Atmospheric icing on UAVs is a key challenge to their operational envelope. Today, several numeric icing codes exist, that all have been developed mainly for general aviation applications. UAVs typically operate at Reynolds numbers an order of magnitude lower than commercial and military aircraft. Therefore, the question arises to what extent these codes can be applied for low-Reynolds UAV applications. To answer this question, experimental validation data is required. This paper describes an experimental campaign at the Cranfield icing wind tunnel on a RG-15 airfoil at low velocities (25-40m/s). Three meteorological icing conditions have been selected to represent the main ice typologies: rime, glaze, and mixed. Manual ice shape tracings have been taken from three spanwise locations for each icing case. Furthermore, each case has been run at least two times in order to assess the repeatability of the test. A key issue has been identified related to the calibration of the liquid water contents. The initial calibration was performed according to ARP5905 with an icing blade. The tests have shown significantly higher water contents that anticipated, which could be attributed to dimensional differences of the icing blade as well as the low flow velocities. After adjusting the water contents, the results show good repeatability and moderate spanwise variability. In addition to manual tracings, photogrammetry and a handheld laser-scanner were used to attempt to capture the ice shapes. The results indicate that manual tracings are still the most efficient method. Furthermore, numerical simulations with two icing codes, LEWICE and FENSAP-ICE are performed for validation purposes for a rime, glaze, and mixed case. Comparison with the experiments shows that the icing conditions play an important role in the ability of the codes to accurately predict the ice shapes.

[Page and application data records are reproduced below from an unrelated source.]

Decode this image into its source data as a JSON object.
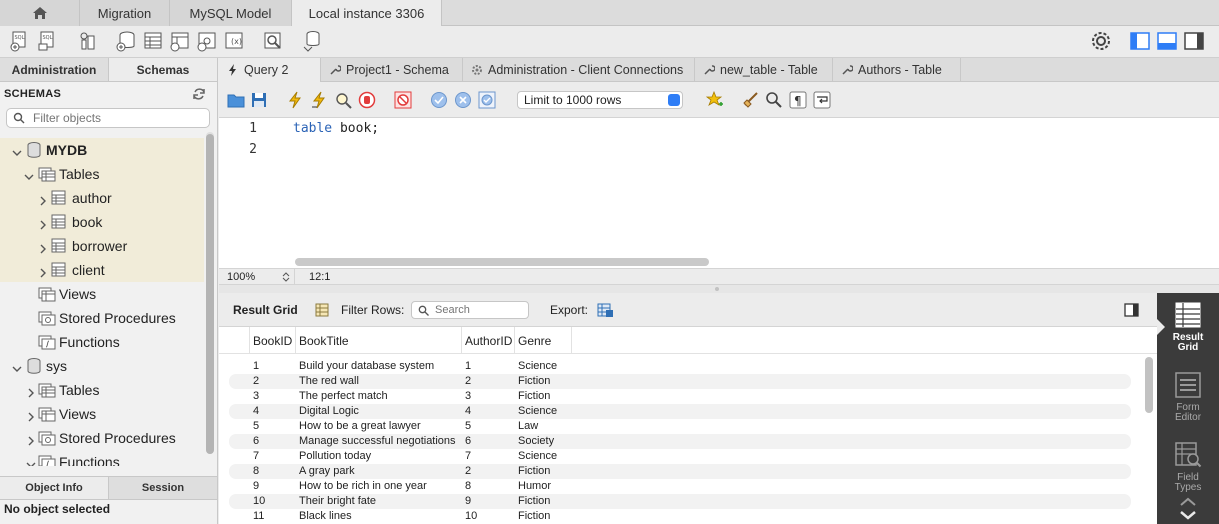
{
  "top_tabs": [
    "Migration",
    "MySQL Model",
    "Local instance 3306"
  ],
  "left_tabs": {
    "administration": "Administration",
    "schemas": "Schemas"
  },
  "schemas_header": "SCHEMAS",
  "filter_placeholder": "Filter objects",
  "tree": {
    "mydb": "MYDB",
    "tables": "Tables",
    "author": "author",
    "book": "book",
    "borrower": "borrower",
    "client": "client",
    "views": "Views",
    "stored_procedures": "Stored Procedures",
    "functions": "Functions",
    "sys": "sys",
    "sys_tables": "Tables",
    "sys_views": "Views",
    "sys_stored_procedures": "Stored Procedures",
    "sys_functions": "Functions"
  },
  "bottom_tabs": {
    "object_info": "Object Info",
    "session": "Session"
  },
  "no_object": "No object selected",
  "editor_tabs": [
    "Query 2",
    "Project1 - Schema",
    "Administration - Client Connections",
    "new_table - Table",
    "Authors - Table"
  ],
  "limit_select": "Limit to 1000 rows",
  "editor": {
    "line_numbers": [
      "1",
      "2"
    ],
    "keyword": "table",
    "rest": " book;"
  },
  "status": {
    "zoom": "100%",
    "cursor": "12:1"
  },
  "result_toolbar": {
    "result_grid": "Result Grid",
    "filter_rows": "Filter Rows:",
    "search_placeholder": "Search",
    "export": "Export:"
  },
  "grid": {
    "columns": [
      "BookID",
      "BookTitle",
      "AuthorID",
      "Genre"
    ],
    "rows": [
      [
        "1",
        "Build your database system",
        "1",
        "Science"
      ],
      [
        "2",
        "The red wall",
        "2",
        "Fiction"
      ],
      [
        "3",
        "The perfect match",
        "3",
        "Fiction"
      ],
      [
        "4",
        "Digital Logic",
        "4",
        "Science"
      ],
      [
        "5",
        "How to be a great lawyer",
        "5",
        "Law"
      ],
      [
        "6",
        "Manage successful negotiations",
        "6",
        "Society"
      ],
      [
        "7",
        "Pollution today",
        "7",
        "Science"
      ],
      [
        "8",
        "A gray park",
        "2",
        "Fiction"
      ],
      [
        "9",
        "How to be rich in one year",
        "8",
        "Humor"
      ],
      [
        "10",
        "Their bright fate",
        "9",
        "Fiction"
      ],
      [
        "11",
        "Black lines",
        "10",
        "Fiction"
      ]
    ]
  },
  "right_panel": {
    "result_grid_1": "Result",
    "result_grid_2": "Grid",
    "form_editor_1": "Form",
    "form_editor_2": "Editor",
    "field_types_1": "Field",
    "field_types_2": "Types"
  },
  "colors": {
    "accent": "#2e7df6",
    "tree_highlight": "#f1ecd9",
    "keyword": "#2b63b6",
    "side_panel": "#3b3b3b"
  }
}
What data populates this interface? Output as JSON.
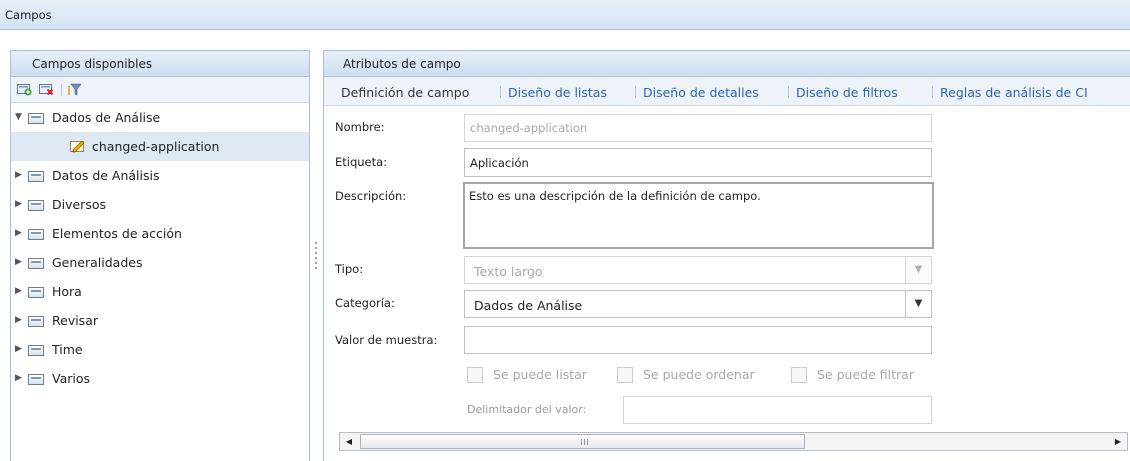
{
  "window": {
    "title": "Campos"
  },
  "left_panel": {
    "title": "Campos disponibles",
    "toolbar_icons": [
      "add-field-icon",
      "delete-field-icon",
      "filter-icon"
    ],
    "tree": [
      {
        "label": "Dados de Análise",
        "expanded": true
      },
      {
        "label": "changed-application",
        "child": true,
        "selected": true,
        "icon": "pencil-icon"
      },
      {
        "label": "Datos de Análisis",
        "expanded": false
      },
      {
        "label": "Diversos",
        "expanded": false
      },
      {
        "label": "Elementos de acción",
        "expanded": false
      },
      {
        "label": "Generalidades",
        "expanded": false
      },
      {
        "label": "Hora",
        "expanded": false
      },
      {
        "label": "Revisar",
        "expanded": false
      },
      {
        "label": "Time",
        "expanded": false
      },
      {
        "label": "Varios",
        "expanded": false
      }
    ]
  },
  "right_panel": {
    "title": "Atributos de campo",
    "tabs": [
      {
        "label": "Definición de campo",
        "active": true
      },
      {
        "label": "Diseño de listas"
      },
      {
        "label": "Diseño de detalles"
      },
      {
        "label": "Diseño de filtros"
      },
      {
        "label": "Reglas de análisis de CI"
      }
    ],
    "form": {
      "nombre_label": "Nombre:",
      "nombre_value": "changed-application",
      "etiqueta_label": "Etiqueta:",
      "etiqueta_value": "Aplicación",
      "descripcion_label": "Descripción:",
      "descripcion_value": "Esto es una descripción de la definición de campo.",
      "tipo_label": "Tipo:",
      "tipo_value": "Texto largo",
      "categoria_label": "Categoría:",
      "categoria_value": "Dados de Análise",
      "valor_label": "Valor de muestra:",
      "valor_value": "",
      "checkboxes": [
        "Se puede listar",
        "Se puede ordenar",
        "Se puede filtrar"
      ],
      "delimitador_label": "Delimitador del valor:",
      "delimitador_value": ""
    }
  },
  "colors": {
    "link": "#2a64b8",
    "header_bg": "#d3e2f3",
    "selected_row": "#dde8f4"
  }
}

Norwegian University of Science and Tech.
International Conference on Icing of Aircraft, Engines, and Structures